It’s been almost eight years since 13-year-old Andy Lopez was gunned down on a neighborhood sidewalk in Santa Rosa, CA by Sonoma County Sheriff’s Deputy Erick Gelhaus. Gelhaus, a 24-year veteran of the Sheriff’s office at the time (as well as a firearms instructor and Iraq war veteran,) apparently mistook the Airsoft gun Lopez was carrying for an AK-47 rifle that it was designed to resemble.
Deputy Gelhaus fired nine shots at Lopez just three seconds after ordering Lopez to drop the gun, hitting him seven times. He was pronounced dead at the scene. Ten months later, after investigations into the shooting by the Santa Rosa Police Department and the Federal Bureau of Investigation, Sonoma County District Attorney Jill Ravitch announced no charges would be filed against Deputy Gelhaus. He returned to active duty.
In the eight years since the shooting, leadership at the Sheriff’s Office has changed multiple times, Deputy Gelhaus was promoted to Sergeant and retired, the County settled a civil lawsuit with the Lopez family for $3 million, and a park that bears Andy Lopez’s name now stands where he was killed.
Sonoma County-based independent filmmaker Ron Rogers has spent the past seven years producing the short documentary 3 Seconds in October: The Shooting of Andy Lopez. It recently had its first public screenings via two San Francisco Bay Area PBS affiliates, including Rohnert Park’s KRCB, the Northern California Public Media station that serves the Sonoma County area. While some may see seven years as long time to put a documentary together, changes to California State Law in that time made the investigative files of such cases as the Lopez shooting available to the public for the first time. Rogers, a lawyer and former Deputy District Attorney in Sacramento, makes good use of those files, photographs and videos.
In a radio interview broadcast before the film’s screening, director Rogers made clear that his film should not be seen as an “anti-police” documentary, but that when incidents like the Lopez shooting occur and investigations are held by other law enforcement agencies that “the public is right to question the credibility of what they’re being told.”
Having seen the film, I would say Rogers’ film is not so much an “anti-police” documentary as it is an “anti-police culture” documentary, particularly the “circle the wagons” culture that usually accompanies an officer-involved shooting. It’s the type of documentary that questions why Deputy Gelhaus was allowed to huddle with his union representative and lawyer for six hours in a hotel room before answering investigator’s questions while the Lopez family was questioned about their son’s possible gang activities and behavioral issues before being told their son was dead. It questions why a Santa Rosa Police Department investigator notified Gelhaus that he was being interviewed “as a victim.” It questions Gelhaus’s fitness for duty with testimony by an individual who states that Gelhaus drew his weapon on him during a routine traffic stop.

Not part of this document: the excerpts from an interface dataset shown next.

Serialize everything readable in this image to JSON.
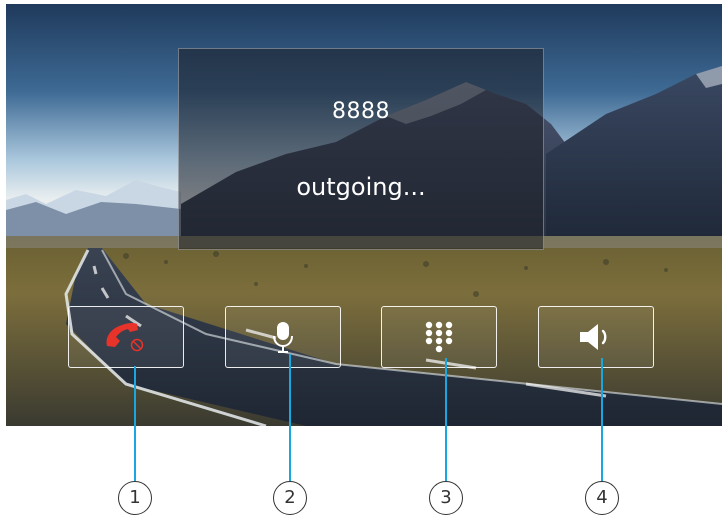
{
  "call": {
    "number": "8888",
    "status": "outgoing..."
  },
  "controls": [
    {
      "name": "hang-up",
      "icon": "hang-up-phone-icon",
      "color": "#e8332b"
    },
    {
      "name": "microphone",
      "icon": "microphone-icon",
      "color": "#ffffff"
    },
    {
      "name": "keypad",
      "icon": "keypad-grid-icon",
      "color": "#ffffff"
    },
    {
      "name": "speaker",
      "icon": "speaker-volume-icon",
      "color": "#ffffff"
    }
  ],
  "callouts": [
    "1",
    "2",
    "3",
    "4"
  ],
  "colors": {
    "callout_line": "#1aa7e0",
    "panel_border": "#ffffff",
    "hangup_red": "#e8332b"
  }
}
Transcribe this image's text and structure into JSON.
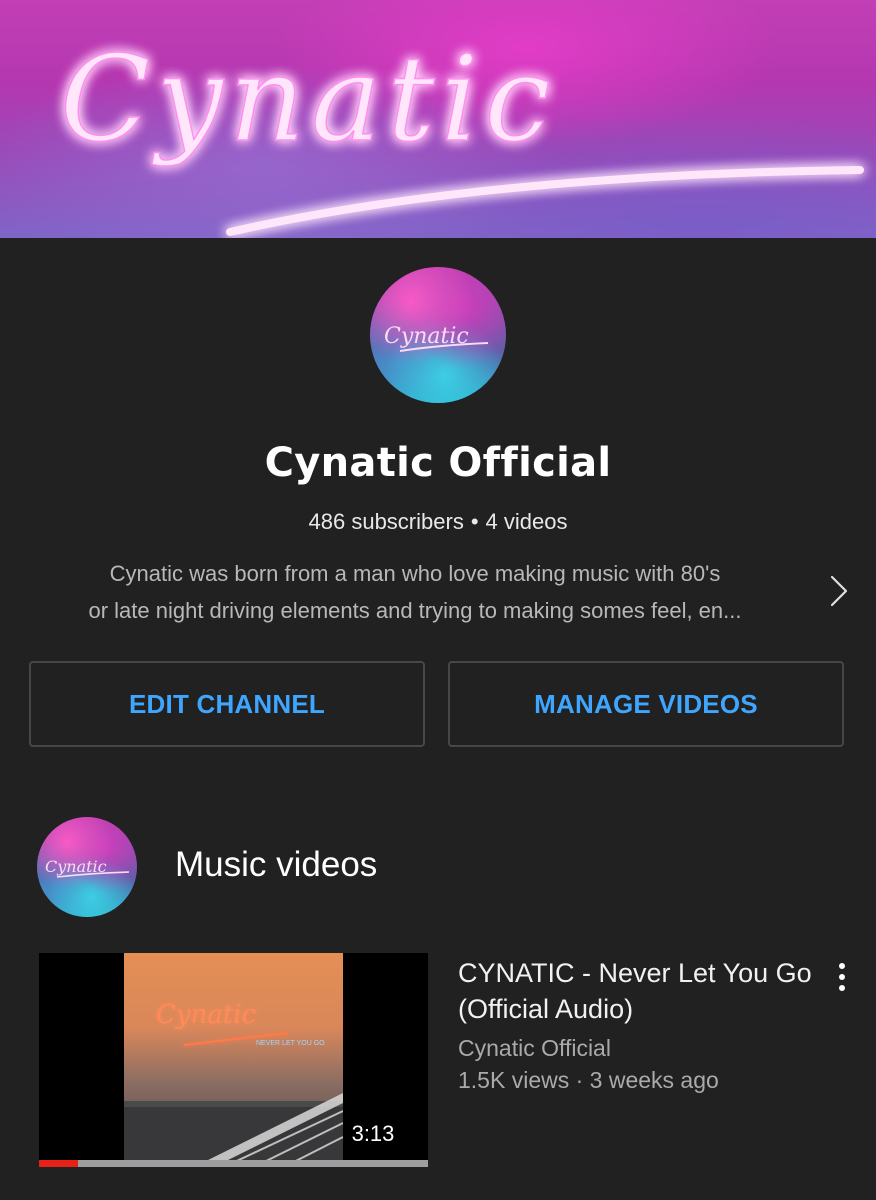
{
  "banner": {
    "art_text": "Cynatic"
  },
  "channel": {
    "name": "Cynatic Official",
    "subscribers": "486 subscribers",
    "separator": "•",
    "video_count": "4 videos",
    "description_line1": "Cynatic was born from a man who love making music with 80's",
    "description_line2": "or late night driving elements and trying to making somes feel, en...",
    "avatar_art_text": "Cynatic"
  },
  "actions": {
    "edit_label": "EDIT CHANNEL",
    "manage_label": "MANAGE VIDEOS"
  },
  "section": {
    "title": "Music videos"
  },
  "video": {
    "title": "CYNATIC - Never Let You Go (Official Audio)",
    "channel": "Cynatic Official",
    "meta": "1.5K views · 3 weeks ago",
    "duration": "3:13",
    "watched_fraction": 0.1,
    "thumb_art_text": "Cynatic",
    "thumb_subtitle": "NEVER LET YOU GO"
  },
  "colors": {
    "background": "#212121",
    "accent_blue": "#3ea6ff",
    "progress_red": "#e62117",
    "neon_pink": "#ff6ee6"
  },
  "icons": {
    "chevron": "chevron-right-icon",
    "more": "more-vertical-icon"
  }
}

In its most disturbing sequence (of several disturbing sequences), it questions the culture of the Sheriff’s Office that employed Deputy Gelhaus and that sanctioned a process they referred to as “yard counseling” but what video recordings show was the systematic abuse of prisoners in the County Jail. The video of masked, military-garbed thugs in black beating up a prisoner is something that I would have expected to be released by Amnesty International after being smuggled out of an Eastern European Communist bloc nation, not from the center of California’s bucolic wine country. The “counseling”, apparently in practice for decades, was discontinued after a lawsuit was filed on behalf of inmates that was eventually settled for $1.7 million.
It questions the lack of oversight of law enforcement and highlights the need for independent review.
As a film, it belies it low-budget origins and presents itself well with quality cinematography, editing, and graphics work. There are a few interviews, but the heart of the film lies in the new investigative material available on the incident along with video testimonies and footage of the event and its aftermath. The film is narrated by actor (and Sonoma County resident) Peter Coyote. It may be only 28 minutes long, but it is an extremely efficient and effective 28 minutes.
At a time when many are demanding the re-thinking and/or restructuring of the approach to law enforcement in our country, 3 Seconds in October: The Shooting of Andy Lopez should be required viewing for those who ask “Why?”
Click HERE for information on future screenings/broadcasts of the film. Blue Coast Films reports the film will receive a national screening on PBS in the fall with some stations scheduling an airing for October 22, the 8-year anniversary of the shooting.
Click HERE to listen to radio interviews with director Ron Rogers.